Details on the Eight mattress

Talked to the customer service for the Eight mattresses and here is what I found
2" Synthetic Latex 3lb 12ILD - Guessing this more like a polyfoam layer and not latex
2" Visco Memory Foam 4lb 11ILD
2" 1.8lb Polyfoam 22ILD
4" 1.8lb Polyfoam 35ILD
All foams are CertiPUR-US but no details on factory location
Looks like the layers are good for someone with a weight below 250

Personally, I’m trying to figure out if it’s better to get a latex or memory foam mattress.

Hi jadespider,

The Eight Sleep mattress has been mentioned previously here on the forum. You can read more about it in post #44 here. They’ve expanded their lineup since that last post.

Your specifications are just a bit incorrect. The top layer is one of the new breed of what I term " high performance" polyfoams , and it is 2" of 12 ILD 3 lb density. They list is as “latex-like” on their web site, but it is polyfoam. Beneath that is 2" of 11 ILD 4 lb memory foam. Under this is a 2" piece of 22 ILD 1.8 lb poly foam and then a 4" piece of 35 ILD 1.8 lb polyfoam (these two layers are not memory foam as you had listed). These would be good quality materials for most, but I would provide a caution for someone in the “above 200 pounds or so range” with the 1.8 lb support core and the 4 lb memory foam. I’m not quite sure what you’re referencing regarding a BMI score of 250.

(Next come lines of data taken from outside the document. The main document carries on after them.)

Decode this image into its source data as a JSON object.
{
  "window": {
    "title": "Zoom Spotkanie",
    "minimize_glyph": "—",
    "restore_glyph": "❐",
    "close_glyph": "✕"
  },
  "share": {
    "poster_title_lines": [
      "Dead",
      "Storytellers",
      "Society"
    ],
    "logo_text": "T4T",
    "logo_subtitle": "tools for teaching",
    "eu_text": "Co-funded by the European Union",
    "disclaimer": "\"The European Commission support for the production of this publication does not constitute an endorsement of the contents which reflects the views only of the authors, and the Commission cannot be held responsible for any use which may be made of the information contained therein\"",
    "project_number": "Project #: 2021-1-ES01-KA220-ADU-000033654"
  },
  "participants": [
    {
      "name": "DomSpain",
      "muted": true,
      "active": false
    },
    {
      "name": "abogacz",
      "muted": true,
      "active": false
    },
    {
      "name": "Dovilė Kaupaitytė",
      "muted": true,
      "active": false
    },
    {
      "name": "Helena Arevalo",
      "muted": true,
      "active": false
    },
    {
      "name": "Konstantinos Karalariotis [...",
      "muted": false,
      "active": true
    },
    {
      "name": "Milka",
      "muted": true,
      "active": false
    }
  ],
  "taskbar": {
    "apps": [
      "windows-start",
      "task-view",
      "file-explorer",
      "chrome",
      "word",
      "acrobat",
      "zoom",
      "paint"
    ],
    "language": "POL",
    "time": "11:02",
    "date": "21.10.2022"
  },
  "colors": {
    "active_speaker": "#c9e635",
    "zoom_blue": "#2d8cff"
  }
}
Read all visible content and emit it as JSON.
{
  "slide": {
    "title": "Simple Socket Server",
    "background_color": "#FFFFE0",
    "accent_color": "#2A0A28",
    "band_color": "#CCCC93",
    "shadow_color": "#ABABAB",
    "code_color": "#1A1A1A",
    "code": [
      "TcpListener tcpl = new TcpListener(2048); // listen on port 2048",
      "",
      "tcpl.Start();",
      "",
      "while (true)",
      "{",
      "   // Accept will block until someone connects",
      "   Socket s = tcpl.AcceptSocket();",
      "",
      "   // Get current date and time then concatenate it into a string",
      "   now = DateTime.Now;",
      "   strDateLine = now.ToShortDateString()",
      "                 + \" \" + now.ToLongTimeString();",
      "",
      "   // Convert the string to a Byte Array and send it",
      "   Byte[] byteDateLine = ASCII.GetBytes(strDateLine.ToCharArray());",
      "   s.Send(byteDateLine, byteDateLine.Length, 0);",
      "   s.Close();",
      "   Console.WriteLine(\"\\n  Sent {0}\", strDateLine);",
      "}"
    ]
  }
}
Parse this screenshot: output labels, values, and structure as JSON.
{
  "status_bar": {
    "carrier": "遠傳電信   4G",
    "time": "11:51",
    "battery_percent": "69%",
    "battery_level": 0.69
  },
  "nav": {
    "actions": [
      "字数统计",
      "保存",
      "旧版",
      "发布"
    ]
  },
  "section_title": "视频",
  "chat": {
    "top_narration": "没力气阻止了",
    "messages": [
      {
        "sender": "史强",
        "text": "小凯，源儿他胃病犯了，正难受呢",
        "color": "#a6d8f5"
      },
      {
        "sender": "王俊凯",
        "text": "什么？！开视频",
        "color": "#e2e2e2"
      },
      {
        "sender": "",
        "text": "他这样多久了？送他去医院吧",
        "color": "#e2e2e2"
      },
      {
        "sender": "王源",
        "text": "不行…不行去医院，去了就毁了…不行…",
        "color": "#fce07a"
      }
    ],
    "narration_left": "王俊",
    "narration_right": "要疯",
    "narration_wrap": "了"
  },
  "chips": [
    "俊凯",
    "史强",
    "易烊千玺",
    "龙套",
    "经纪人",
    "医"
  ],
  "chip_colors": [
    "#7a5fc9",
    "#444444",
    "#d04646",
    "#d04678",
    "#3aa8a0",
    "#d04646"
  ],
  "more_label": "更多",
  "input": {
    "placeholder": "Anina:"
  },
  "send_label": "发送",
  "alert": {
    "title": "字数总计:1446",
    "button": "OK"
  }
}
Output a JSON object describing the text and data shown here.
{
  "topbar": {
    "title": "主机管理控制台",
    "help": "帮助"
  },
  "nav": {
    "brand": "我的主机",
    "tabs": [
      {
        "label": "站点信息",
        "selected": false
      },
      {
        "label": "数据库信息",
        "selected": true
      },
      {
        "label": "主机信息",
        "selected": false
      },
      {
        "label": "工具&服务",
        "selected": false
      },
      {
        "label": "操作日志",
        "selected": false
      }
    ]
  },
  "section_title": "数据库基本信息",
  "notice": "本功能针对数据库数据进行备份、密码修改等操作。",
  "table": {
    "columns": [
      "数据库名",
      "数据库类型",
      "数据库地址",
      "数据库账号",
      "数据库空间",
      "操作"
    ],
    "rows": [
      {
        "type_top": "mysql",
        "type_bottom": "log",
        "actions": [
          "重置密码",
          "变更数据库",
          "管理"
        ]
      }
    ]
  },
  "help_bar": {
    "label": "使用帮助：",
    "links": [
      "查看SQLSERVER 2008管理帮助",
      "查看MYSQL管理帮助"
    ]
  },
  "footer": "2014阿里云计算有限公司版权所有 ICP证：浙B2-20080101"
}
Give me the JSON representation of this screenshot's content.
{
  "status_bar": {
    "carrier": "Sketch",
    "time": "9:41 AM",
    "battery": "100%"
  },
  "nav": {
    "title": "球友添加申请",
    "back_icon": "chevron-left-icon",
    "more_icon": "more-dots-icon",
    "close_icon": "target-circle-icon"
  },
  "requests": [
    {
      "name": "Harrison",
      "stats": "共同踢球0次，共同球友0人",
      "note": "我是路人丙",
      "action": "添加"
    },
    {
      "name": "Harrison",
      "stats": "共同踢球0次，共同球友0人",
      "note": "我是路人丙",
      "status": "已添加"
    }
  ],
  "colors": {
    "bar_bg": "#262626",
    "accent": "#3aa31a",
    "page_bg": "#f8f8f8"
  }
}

When choosing between latex and memory foam, like so many things, it can come down to simple personal preferences. Latex has an unusual combination of surface softness and deeper firmness/support that comes from its elasticity, it’s point elasticity (ability to conform to the shape of a body) and its compression modulus (the ability to get firmer faster with deeper compression than other types of foam). This means that it can enhance the pressure relieving layers above it because of its surface softness and point elasticity but it is also very supportive and can “stop” the heavier parts of the body from sinking in too deeply. It is also very resilient (it returns a high percentage of the energy of compression instead of absorbing it like memory foam which has very low resilience) so it can enhance the “feel” of the mattress by making it more responsive and more adaptable to different body profiles and sleeping positions rather than the less responsive feeling of memory foam or the stiffer and less adaptable characteristics of polyfoam. Latex is also a very durable material (it’s the most durable of all the foam types) so it can add to the durability of a mattress compared to other materials but the deeper layers of a mattress have less effect on mattress durability (a mattress will soften and break down from the top down) and more of an effect on performance and support/alignment so this would be less of a factor in its use. Some people prefer the more “buoyant” feel of latex, while others prefer the motion-deadening feel of memory foam. Regardless of what you choose, make sure you find out the information listed here so you can compare the quality of the materials and components to the durability guidelines here to make sure there are no lower quality materials or weak links in a mattress that would be a cause for concern relative to the durability and useful life of a mattress before making any purchase.



Does this mean that the claims for the new foams such as Titan Flex claiming to be more durable than Latex are not true?

Hi Napper,

Durability can be measured in many different ways, and I can’t speak to the specific measurements made by different foam companies in their comparisons and their products and exactly how their tests were conducted, how they are evaluating durability, and exactly what types of foams they are using as their baselines for comparisons. You see this mostly with temperature coolness claims, but it is rare that specifics are given as to what foam is being compared to the foam being promoted. There are some very durable newer generation polyfoams that hold shape extremely well, and depending upon the test parameters, they can test out better than certain types/blends/brands of latex. The TitanFlex foam tested out better than latex in an accelerated age study, but it’s rare that the specifics of such studies (type of latex compared to, how strength and durability were measured) are provided in complete detail. So I don’t believe the claims are false. But overall, latex will tend to be the most durable foam type across the board.